The Democrat-led House is reportedly investigating whether President Donald Trump lied in his written statements to former special counsel Robert Mueller as part of his Russia probe, multiple outlets reported Monday.
CNN first reported that House general counsel Douglas Letter told a federal appeals court in Washington that Trump "might have provided untruthful answers" as part of the now-completed Russia probe and that the matter is "a key part of the impeachment inquiry" being conducted in the House.
Letter's arguments came as part of the House's bid to access the grand jury materials Mueller collected over the course of his investigation. Some of the grand jury details in the 448-page Mueller report are redacted, and House Democrats have for months fought to see them as part of their sweeping corruption probe into Trump and his associates.
Trump's responses drew new scrutiny last week during the criminal trial of Roger Stone. The longtime Republican political trickster and Trump ally was convicted on Friday of seven counts, including witness tampering and lying to Congress. The trial was centered around Stone's contacts with WikiLeaks, which during the 2016 presidential election published Democrats' internal emails that had been stolen by Russian agents.
Former Trump campaign aide Rick Gates testified that he recalled a July 2016 phone call between Stone and Trump, after which Trump said that "more information" from WikiLeaks would be coming.
Trump, in his written answers to Mueller, claimed: "I do not recall discussing WikiLeaks with him, nor do I recall being aware of Mr. Stone having discussed WikiLeaks with individuals associated with my campaign."
Asked about CNN's report, Trump's lawyer Jay Sekulow told CNBC: "Read the answers to questions. They speak for themselves."
While Trump had said he would be willing to have an in-person interview with Mueller's team, he ultimately submitted a series of written answers to questions posed by the investigators.
On Monday, Trump suggested he would be open to testifying publicly or in writing as part of the House impeachment inquiry.
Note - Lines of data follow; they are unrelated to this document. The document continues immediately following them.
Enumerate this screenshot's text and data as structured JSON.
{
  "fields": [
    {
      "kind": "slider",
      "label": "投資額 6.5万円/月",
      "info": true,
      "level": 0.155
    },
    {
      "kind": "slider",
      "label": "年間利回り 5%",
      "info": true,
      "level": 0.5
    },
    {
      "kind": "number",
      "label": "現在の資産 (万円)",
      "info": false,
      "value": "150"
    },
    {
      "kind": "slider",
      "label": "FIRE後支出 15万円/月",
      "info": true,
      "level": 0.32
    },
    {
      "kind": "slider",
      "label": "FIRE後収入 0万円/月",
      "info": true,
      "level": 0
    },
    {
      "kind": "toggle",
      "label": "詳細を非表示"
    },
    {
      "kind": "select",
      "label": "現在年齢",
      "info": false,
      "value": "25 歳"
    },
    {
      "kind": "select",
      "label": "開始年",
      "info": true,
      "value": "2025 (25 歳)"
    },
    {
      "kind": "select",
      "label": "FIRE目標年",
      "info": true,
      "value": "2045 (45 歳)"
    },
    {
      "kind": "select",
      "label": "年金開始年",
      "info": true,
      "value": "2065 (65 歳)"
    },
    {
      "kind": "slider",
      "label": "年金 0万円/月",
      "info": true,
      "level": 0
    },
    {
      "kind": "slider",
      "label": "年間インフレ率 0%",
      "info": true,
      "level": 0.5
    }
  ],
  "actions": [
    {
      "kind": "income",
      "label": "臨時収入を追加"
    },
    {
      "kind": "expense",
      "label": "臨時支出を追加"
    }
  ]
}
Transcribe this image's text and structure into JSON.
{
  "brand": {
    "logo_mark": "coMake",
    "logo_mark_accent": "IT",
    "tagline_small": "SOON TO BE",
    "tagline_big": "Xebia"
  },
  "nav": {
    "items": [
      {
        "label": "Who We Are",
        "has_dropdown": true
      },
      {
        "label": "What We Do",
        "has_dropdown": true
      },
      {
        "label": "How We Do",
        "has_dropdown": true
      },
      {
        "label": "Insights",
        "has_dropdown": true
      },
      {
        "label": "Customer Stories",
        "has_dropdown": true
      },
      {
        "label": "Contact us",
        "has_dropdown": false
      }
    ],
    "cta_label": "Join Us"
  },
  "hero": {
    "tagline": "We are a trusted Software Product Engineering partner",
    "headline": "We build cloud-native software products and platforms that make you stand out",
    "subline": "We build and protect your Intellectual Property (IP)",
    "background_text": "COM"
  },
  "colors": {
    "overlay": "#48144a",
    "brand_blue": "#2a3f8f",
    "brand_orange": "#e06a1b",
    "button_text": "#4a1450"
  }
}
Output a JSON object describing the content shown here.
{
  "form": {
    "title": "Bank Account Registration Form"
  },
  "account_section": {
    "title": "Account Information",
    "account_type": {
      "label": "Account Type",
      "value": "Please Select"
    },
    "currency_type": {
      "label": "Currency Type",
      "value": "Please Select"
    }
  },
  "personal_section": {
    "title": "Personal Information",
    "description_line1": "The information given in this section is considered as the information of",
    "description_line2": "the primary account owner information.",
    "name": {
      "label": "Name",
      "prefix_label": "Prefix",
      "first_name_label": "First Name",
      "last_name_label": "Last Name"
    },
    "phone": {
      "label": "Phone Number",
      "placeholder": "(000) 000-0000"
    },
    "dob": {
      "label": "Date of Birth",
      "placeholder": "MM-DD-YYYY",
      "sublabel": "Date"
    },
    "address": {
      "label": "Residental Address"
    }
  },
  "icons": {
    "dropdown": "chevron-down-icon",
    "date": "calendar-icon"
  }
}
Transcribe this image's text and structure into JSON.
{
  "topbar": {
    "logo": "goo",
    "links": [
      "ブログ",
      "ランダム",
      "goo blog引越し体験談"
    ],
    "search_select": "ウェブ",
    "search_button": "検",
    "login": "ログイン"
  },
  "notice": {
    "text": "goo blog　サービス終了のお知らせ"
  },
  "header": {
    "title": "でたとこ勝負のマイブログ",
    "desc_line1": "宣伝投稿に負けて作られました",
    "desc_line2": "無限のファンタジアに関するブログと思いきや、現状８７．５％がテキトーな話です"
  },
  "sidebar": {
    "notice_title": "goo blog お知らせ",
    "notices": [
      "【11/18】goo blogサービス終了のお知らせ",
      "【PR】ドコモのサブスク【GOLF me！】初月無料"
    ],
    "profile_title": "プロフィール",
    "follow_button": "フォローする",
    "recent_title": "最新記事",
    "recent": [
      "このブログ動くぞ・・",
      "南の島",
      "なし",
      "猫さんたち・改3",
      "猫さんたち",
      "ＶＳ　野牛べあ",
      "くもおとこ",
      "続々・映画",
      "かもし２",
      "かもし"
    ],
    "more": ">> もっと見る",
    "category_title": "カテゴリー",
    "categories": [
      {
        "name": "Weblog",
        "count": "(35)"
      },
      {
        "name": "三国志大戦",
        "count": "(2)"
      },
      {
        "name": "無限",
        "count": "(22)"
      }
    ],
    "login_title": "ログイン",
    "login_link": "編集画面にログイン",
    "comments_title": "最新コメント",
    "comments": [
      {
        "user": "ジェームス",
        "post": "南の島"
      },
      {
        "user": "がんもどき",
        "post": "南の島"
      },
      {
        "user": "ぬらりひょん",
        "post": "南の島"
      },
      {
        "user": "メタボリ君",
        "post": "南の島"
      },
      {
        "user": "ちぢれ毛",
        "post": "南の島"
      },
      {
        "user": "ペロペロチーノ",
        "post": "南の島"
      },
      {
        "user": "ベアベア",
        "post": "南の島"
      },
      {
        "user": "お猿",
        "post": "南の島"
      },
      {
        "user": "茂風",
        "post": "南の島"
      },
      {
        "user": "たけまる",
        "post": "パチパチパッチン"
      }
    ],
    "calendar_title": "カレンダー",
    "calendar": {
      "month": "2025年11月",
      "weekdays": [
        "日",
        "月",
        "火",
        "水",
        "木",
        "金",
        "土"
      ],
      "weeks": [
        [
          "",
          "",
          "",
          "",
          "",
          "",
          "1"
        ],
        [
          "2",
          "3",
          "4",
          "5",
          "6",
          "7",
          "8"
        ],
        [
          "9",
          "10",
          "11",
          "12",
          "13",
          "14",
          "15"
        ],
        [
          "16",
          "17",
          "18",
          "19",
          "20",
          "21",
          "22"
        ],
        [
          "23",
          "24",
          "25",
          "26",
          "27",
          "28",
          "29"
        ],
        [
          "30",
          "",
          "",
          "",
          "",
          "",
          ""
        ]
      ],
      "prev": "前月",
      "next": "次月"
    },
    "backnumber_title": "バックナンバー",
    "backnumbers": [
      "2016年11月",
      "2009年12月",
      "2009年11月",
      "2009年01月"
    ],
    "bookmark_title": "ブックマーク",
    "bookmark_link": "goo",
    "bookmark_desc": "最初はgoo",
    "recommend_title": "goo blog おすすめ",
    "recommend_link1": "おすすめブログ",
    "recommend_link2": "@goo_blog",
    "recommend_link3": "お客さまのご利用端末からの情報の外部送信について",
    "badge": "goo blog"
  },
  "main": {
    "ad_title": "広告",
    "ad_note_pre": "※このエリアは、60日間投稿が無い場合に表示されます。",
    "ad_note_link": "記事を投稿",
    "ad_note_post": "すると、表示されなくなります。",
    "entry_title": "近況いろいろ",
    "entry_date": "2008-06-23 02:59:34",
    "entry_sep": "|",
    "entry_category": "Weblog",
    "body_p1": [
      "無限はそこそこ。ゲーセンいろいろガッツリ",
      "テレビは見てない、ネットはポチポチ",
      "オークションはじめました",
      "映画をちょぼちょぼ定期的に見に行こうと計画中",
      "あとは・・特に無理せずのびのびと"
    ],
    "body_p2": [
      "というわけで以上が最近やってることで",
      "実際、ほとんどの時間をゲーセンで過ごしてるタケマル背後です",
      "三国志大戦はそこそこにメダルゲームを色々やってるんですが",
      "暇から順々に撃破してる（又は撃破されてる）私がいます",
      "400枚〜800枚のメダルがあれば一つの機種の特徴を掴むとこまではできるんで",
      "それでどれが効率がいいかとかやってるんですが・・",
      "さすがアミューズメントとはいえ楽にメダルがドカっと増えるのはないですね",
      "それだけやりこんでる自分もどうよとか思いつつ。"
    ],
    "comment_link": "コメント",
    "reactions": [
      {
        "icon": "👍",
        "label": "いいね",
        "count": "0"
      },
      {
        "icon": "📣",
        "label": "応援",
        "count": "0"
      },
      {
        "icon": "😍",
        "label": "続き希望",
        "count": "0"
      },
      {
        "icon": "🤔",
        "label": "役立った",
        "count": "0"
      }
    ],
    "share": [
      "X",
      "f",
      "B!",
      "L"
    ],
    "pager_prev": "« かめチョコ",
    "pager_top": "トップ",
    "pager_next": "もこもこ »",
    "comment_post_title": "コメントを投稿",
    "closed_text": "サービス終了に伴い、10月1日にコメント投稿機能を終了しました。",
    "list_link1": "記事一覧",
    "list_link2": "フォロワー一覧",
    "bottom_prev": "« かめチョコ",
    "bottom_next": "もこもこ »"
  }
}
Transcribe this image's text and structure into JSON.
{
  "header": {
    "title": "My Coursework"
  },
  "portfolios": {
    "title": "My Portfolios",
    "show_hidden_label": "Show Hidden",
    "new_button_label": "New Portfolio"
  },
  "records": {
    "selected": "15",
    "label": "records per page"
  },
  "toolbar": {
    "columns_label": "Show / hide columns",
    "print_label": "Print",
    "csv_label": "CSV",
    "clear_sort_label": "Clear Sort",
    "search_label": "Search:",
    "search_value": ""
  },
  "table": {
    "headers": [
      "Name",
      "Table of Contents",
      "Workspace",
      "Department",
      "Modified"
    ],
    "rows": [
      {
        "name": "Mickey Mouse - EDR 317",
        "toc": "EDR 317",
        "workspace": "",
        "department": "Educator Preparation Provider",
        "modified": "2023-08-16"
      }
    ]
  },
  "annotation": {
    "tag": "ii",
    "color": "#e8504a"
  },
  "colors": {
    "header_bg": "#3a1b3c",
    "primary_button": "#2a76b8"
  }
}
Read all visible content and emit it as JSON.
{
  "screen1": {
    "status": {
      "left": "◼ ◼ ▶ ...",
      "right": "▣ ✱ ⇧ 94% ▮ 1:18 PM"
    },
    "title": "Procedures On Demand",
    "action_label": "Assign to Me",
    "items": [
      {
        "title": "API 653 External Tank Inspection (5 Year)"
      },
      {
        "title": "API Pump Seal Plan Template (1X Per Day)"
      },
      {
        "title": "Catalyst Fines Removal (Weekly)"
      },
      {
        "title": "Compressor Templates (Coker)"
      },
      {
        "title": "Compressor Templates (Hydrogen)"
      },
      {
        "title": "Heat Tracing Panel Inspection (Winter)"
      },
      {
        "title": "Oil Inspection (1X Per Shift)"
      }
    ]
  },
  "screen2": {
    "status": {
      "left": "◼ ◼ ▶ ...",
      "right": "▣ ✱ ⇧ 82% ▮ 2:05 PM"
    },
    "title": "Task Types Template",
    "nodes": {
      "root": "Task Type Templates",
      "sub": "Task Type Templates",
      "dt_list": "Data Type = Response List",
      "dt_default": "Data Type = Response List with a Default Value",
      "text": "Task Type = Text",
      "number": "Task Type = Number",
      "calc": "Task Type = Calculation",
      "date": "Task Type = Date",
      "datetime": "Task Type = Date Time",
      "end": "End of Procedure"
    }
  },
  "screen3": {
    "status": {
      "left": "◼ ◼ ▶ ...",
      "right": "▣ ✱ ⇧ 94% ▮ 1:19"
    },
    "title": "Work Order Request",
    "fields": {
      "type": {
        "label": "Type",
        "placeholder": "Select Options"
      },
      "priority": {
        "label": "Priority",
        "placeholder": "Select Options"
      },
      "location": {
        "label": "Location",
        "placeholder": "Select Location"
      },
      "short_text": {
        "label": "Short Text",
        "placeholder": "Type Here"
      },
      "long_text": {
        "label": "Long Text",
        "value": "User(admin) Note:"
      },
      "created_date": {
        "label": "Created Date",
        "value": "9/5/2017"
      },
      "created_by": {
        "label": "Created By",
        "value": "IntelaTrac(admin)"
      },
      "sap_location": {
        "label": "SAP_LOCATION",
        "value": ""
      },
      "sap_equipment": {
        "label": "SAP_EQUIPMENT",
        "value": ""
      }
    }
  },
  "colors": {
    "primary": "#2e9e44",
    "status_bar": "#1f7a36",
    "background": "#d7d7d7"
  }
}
That probe centers around efforts by Trump and his associates to have Ukraine President Volodymyr Zelenskiy announce investigations into former Vice President Joe Biden and his son Hunter as well as a conspiracy theory about alleged Ukrainian meddling in the 2016 U.S. presidential election.
"Even though I did nothing wrong, and don't like giving credibility to this No Due Process Hoax, I like the idea & will, in order to get Congress focused again, strongly consider it!" Trump tweeted Monday morning.